, July 4, 1877.

I regret as much as you do, that we did not meet at Boston. I should have been glad indeed to discuss with you the points mentioned in your letter more exhaustively than it can be done in the way of hurried correspondence.

On the whole, however, the question which every good citizen has to decide for himself under existing circumstances seems to me very simple. Whatever opinions you may entertain as to what ought to have been, there can be no doubt as to what is. The electoral question has been decided upon a plan agreed upon by both parties and in a legal way. The decision, whatever you may think of its merits, is virtually beyond the reach of review. In point of legal form the Government is as legitimate as any of its predecessors, just as the rights of an individual are when they have been affirmed by a decision of the Supreme Court. This fact is accepted by the people without distinction of party with very few exceptions.

There is, therefore, only one question remaining. If a Government of such standing undertakes to accomplish things which you recognize as good, will it be best to support and aid it in such endeavors, or to weaken it by a continued impeachment of its title? Is not the former course the best, especially when you admit that, if the measures of the Government succeed, the principal agencies of mischief will be done away with? Would it be better to confine yourself to an opposition of which evidently no good can come?—Especially when by carrying on such an opposition you aid the most dangerous elements in the body-politic? Even if you were to look at it as a mere choice of evils, can that choice be doubtful?

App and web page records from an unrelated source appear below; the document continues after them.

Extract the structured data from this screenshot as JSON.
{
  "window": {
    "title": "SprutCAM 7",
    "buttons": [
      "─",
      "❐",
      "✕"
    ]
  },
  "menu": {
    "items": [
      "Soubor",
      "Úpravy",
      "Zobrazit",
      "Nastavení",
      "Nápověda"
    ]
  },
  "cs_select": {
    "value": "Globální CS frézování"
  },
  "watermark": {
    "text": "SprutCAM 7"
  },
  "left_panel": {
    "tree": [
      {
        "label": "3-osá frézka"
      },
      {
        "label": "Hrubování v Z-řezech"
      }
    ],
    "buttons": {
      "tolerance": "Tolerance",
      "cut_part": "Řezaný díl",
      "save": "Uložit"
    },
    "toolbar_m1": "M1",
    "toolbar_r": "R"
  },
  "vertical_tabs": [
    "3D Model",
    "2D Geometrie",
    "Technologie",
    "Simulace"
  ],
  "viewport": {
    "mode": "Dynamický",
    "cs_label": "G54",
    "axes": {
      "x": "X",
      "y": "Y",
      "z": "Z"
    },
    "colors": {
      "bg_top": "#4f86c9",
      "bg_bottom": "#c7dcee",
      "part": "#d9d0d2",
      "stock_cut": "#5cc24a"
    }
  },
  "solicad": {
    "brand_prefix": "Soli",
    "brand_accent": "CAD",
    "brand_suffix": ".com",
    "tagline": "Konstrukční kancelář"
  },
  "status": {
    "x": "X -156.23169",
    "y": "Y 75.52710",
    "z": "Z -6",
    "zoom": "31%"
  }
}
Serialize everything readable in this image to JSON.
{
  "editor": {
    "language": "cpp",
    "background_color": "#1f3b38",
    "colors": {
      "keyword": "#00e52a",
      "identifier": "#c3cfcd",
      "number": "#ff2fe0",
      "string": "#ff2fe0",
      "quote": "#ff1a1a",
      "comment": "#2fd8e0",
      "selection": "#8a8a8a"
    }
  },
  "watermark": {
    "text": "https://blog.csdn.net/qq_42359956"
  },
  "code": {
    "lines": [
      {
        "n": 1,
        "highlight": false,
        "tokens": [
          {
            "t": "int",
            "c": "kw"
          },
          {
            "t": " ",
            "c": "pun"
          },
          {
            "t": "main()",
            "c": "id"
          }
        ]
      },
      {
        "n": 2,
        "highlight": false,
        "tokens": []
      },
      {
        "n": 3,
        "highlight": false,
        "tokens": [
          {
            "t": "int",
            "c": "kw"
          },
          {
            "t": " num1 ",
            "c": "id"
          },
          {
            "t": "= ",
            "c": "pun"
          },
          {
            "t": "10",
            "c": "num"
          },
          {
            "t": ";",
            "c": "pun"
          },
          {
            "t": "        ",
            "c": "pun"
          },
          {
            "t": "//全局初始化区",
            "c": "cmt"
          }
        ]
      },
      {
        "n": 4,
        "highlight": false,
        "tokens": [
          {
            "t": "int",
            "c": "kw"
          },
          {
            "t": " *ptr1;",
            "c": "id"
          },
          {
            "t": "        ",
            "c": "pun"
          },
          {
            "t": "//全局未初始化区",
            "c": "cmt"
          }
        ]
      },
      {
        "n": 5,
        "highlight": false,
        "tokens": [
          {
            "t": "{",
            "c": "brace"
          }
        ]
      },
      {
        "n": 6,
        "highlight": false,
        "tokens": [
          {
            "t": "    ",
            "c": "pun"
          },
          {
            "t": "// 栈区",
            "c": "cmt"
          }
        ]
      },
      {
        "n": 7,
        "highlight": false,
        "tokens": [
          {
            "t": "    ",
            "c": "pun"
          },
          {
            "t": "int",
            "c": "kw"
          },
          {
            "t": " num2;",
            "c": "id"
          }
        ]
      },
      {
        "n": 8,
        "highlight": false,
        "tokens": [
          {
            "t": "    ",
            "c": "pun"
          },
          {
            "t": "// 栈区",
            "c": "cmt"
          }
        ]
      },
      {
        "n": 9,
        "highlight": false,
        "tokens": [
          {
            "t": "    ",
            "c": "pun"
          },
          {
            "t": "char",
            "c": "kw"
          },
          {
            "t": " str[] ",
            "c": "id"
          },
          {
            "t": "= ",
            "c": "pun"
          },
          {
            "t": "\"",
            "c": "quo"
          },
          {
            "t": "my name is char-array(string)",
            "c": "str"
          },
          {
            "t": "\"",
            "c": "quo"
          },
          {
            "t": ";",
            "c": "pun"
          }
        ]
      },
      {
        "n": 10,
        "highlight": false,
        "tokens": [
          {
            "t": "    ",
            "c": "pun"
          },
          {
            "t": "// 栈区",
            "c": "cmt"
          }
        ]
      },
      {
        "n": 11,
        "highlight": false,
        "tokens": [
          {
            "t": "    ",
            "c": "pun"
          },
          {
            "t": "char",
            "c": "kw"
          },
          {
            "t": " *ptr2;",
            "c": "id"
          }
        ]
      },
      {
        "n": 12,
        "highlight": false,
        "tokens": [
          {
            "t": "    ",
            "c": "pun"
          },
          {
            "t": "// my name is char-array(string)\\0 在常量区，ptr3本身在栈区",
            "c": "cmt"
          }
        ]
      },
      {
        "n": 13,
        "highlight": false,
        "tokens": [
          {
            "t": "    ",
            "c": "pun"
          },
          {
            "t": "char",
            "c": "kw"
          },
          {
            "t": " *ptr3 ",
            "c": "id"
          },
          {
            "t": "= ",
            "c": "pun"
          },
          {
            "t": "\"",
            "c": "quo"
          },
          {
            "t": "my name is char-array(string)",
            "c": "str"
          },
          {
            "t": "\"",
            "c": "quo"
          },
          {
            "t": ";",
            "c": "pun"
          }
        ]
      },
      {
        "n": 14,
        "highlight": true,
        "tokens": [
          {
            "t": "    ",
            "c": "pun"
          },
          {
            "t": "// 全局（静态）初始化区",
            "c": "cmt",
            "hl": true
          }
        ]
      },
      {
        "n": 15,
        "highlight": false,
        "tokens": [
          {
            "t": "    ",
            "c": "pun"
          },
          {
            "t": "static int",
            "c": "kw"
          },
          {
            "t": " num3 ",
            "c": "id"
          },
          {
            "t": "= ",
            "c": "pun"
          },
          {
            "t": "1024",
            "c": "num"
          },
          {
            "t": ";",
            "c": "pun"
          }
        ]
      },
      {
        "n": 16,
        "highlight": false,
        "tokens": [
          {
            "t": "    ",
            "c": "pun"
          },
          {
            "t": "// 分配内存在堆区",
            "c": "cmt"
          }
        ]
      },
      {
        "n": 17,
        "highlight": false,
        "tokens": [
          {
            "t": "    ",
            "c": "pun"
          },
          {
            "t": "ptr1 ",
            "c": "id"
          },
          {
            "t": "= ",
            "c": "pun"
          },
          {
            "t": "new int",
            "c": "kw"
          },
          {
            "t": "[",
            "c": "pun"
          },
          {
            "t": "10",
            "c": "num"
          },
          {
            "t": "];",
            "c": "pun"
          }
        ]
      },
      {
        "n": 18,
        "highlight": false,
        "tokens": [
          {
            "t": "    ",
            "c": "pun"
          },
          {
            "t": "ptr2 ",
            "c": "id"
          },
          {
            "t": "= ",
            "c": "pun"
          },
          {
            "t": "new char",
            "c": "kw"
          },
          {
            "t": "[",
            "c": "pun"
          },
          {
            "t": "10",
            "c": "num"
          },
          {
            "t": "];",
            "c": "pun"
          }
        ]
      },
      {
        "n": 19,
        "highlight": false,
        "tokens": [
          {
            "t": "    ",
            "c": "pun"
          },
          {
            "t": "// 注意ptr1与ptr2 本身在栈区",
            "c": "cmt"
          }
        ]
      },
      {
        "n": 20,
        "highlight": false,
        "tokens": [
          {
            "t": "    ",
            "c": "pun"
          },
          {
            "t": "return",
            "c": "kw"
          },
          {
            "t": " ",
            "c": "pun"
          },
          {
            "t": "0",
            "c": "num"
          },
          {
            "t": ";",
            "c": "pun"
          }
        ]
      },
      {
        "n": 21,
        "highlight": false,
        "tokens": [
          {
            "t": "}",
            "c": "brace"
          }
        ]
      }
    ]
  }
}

Indeed, we want your aid in the pursuit of our purposes, as well as the aid of all men who act on the same principles in political life in the way of criticism, suggestion, advice and impulse—and I hope we shall have it.